Saturday, May 14, 12:00 p.m.
Rasmuson Theater, First Floor

Papa Mau: The Wayfinder
Filmmaker in attendance.

At a time of cultural reclamation for Native Hawaiians, known as the Hawaiian Renaissance, a group of young, Hawaiians looked to restore the traditional arts of canoe building and wayfinding; non-instrument, celestial navigation. Their search led them to the Island of Satawal in Micronesia, and the master navigator, Mau Piailug. Over three decades, Mau taught younger generations of Hawaiians the ways of their ancestors aboard the voyaging canoe, Hōkūle‘a.

Sunday, May 15, 12:00 p.m.
Rasmuson Theater, First Floor

Stories from Mālama Honua Worldwide Voyage
Filmmaker in attendance.

Hōkūle‘a and Hikianalia, the Polynesian voyaging canoes, are sailing across Earth’s oceans to join and grow the global movement toward a more sustainable world. The Mālama Honua Worldwide Voyage began in 2013 with a Mālama Hawaiʻi sail around the Hawaiian archipelago, and will continue through 2017 when the new generation of navigators take the helm and guide Hōkūle‘a and Hikianalia back to Polynesia after circumnavigating the globe.
Each leg of the journey has been documented by crew and supporters. Come watch a few of the videos and hear the stories shared along the way.

Monday, May 16, 12:00 p.m.
Rasmuson Theater, First Floor

Voyage: Ola I Ke Au A Kanaloa
Filmmaker in attendance.

This coming of age film captures the history making voyage of 14 students from Halau Holomoana on a 1500 mile journey of a lifetime. Lead by Bonnie Kahape’a-Tanner, the students would train for months to prepare themselves for a 10 day open ocean sail to Papahanaumokuakea. The voyage, named Ola I Ke Au A Kanaloa, would chart a course leaving the security and familiarity of home into a realm the students had only studied about, challenging even the strongest of them. Cinematographer Ruben Carrillo uniquely captures this story while playing a significant part as the father to one of the 14 students on board. Ruben shares with intimate detail the struggles and triumphs of this life changing voyage into the depths of Kanaloa.
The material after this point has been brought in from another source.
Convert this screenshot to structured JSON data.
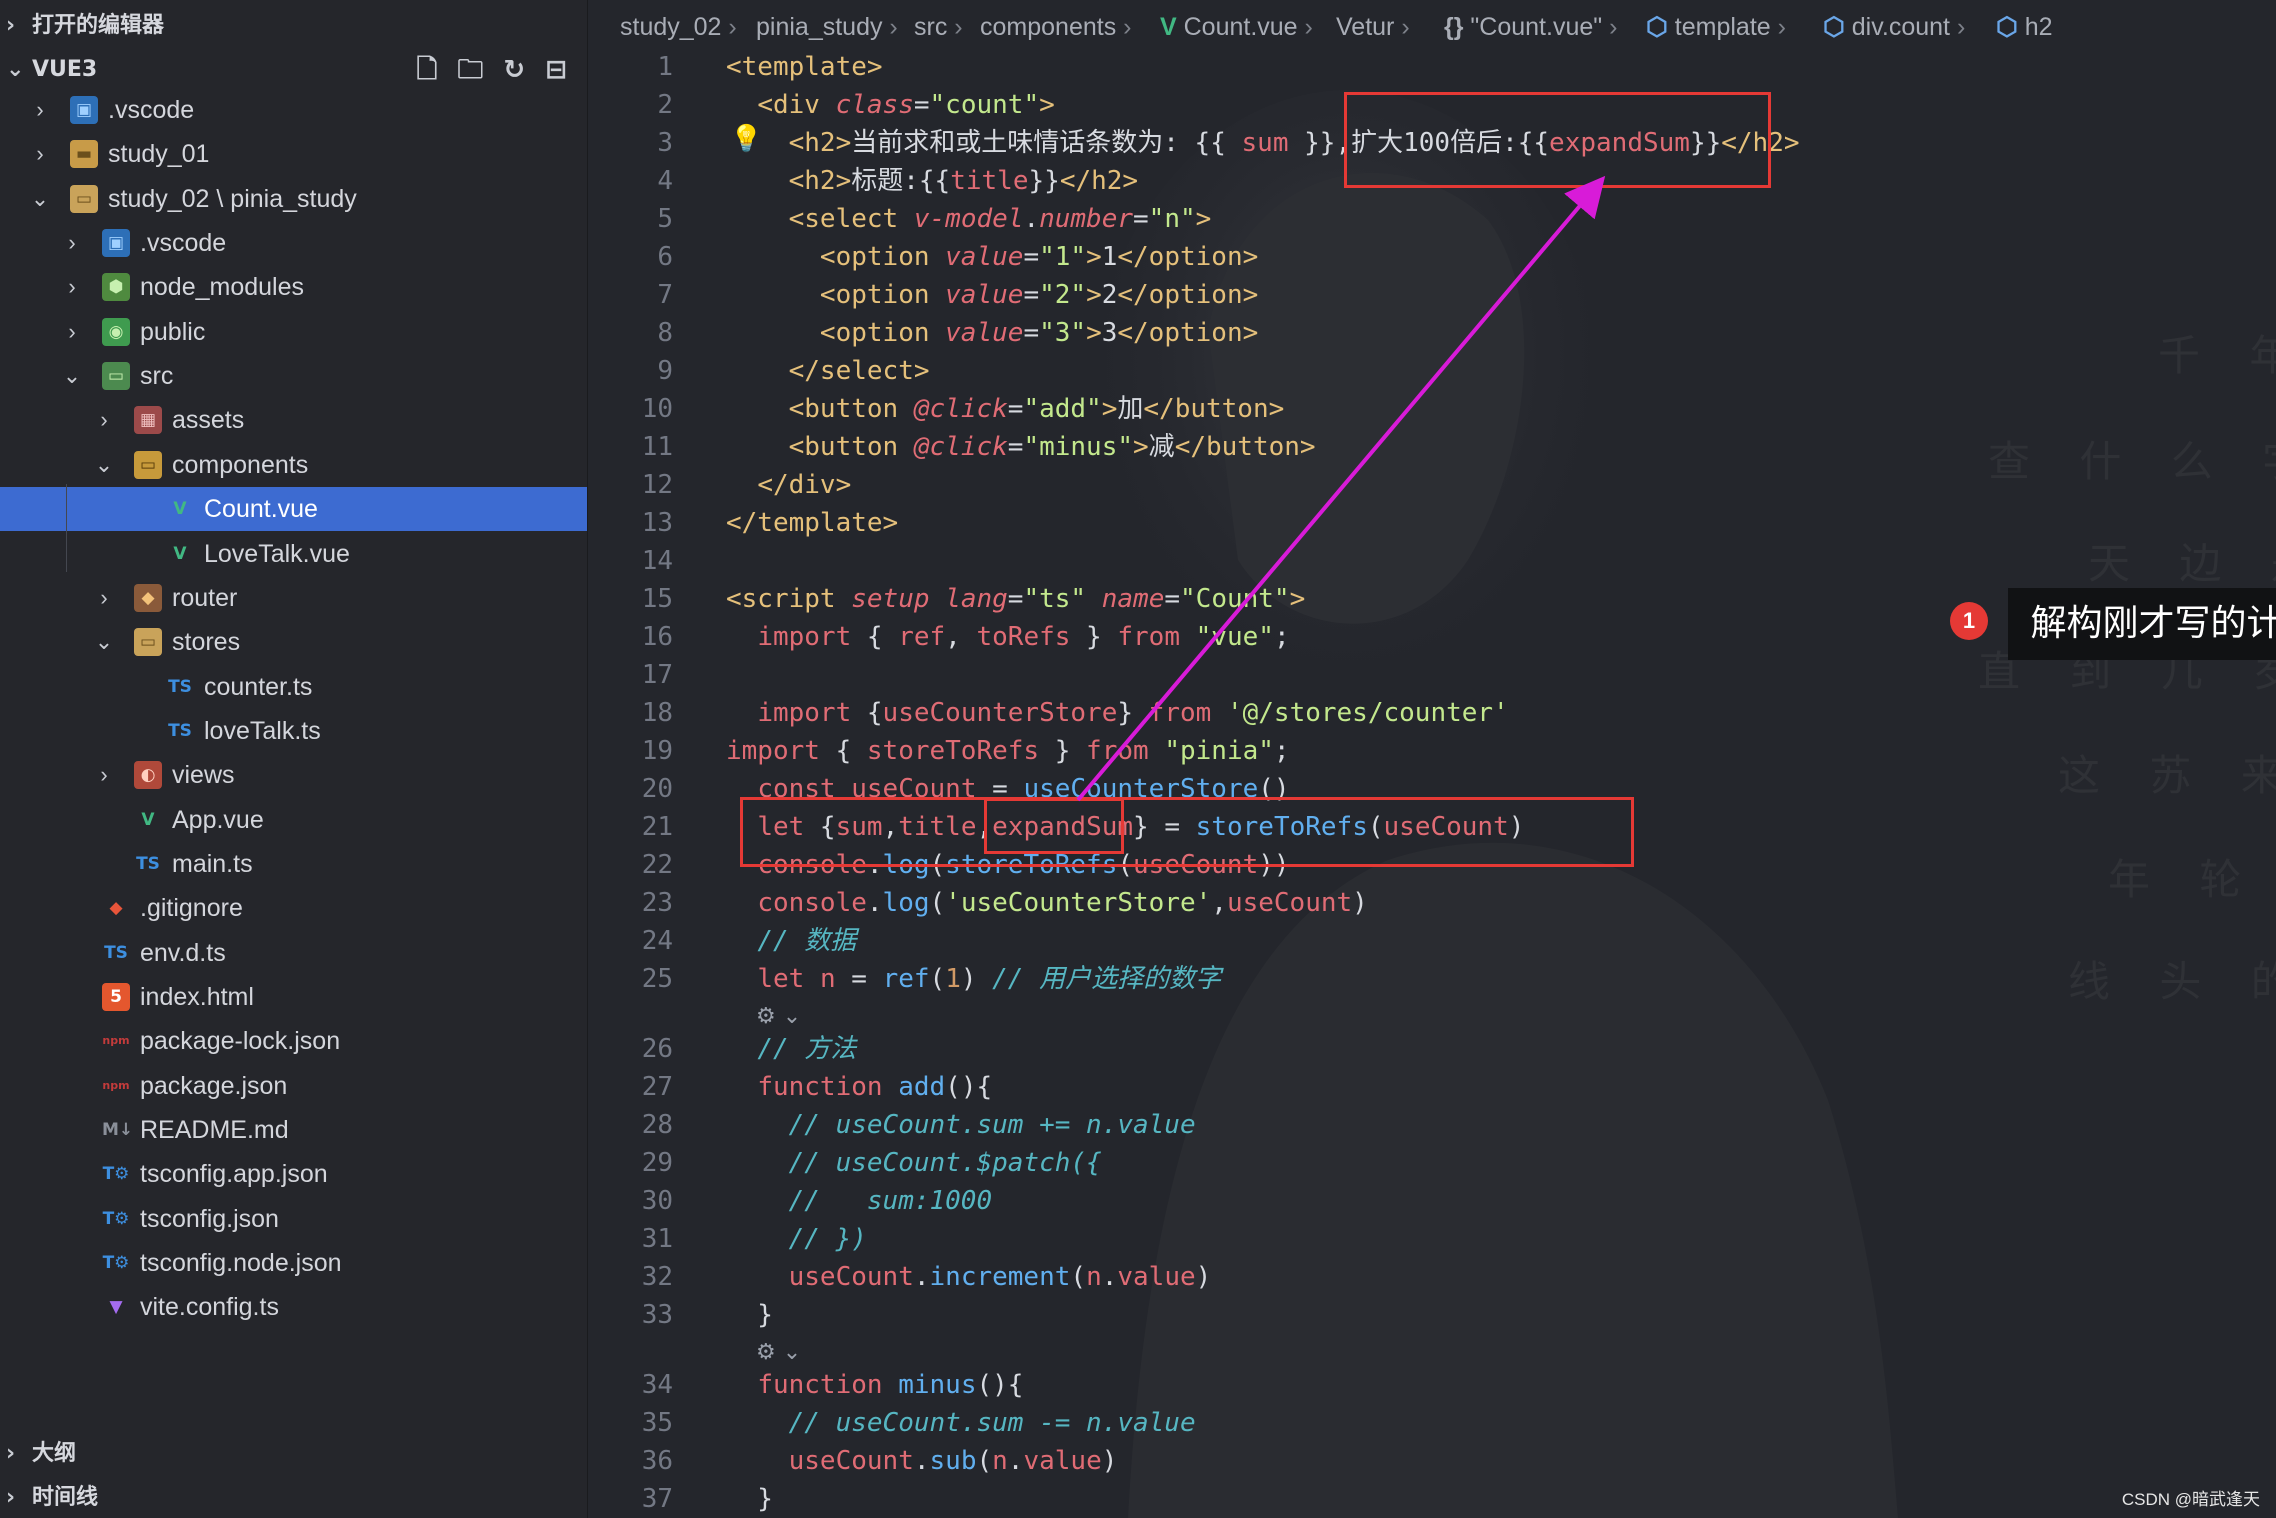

Friday, May 27
Dinner in The Mitsitam Native Foods Café – 5:45 p.m. Café will offer dinner options available for purchase.
Film screening in the Rasmuson Theater, First Floor – 7:00 p.m. Seating is available on a first-come, first-served basis.

Visions in the Dark: The Life of Pinky Thompson

Visions in the Dark: The Life of Pinky Thompson celebrates the life of a great figure in Hawaiian history. Myron “Pinky” Thompson (Kanaka Maoli), a veteran who survived the Invasion of Normandy, was also a social worker, community leader, trustee at Kamehameha Schools, and longtime president of the Polynesian Voyaging Society (PVS) who believed that the ancestral traditions and values of the Hawaiian people were the key to their success. He fought against prevailing colonial views of Native Hawaiians building educational programs and health systems that would support the success of the Hawaiian people of today long into the future.

Tours for the Hōkūleʻa will be available at Waterfront Park on Sunday from 3:00 to 5:00 and in the Old Town City Marina on Monday from 1:00 to 5:00. It will be at the Washington Canoe Club in DC next week and New York the week after that. Check here for details.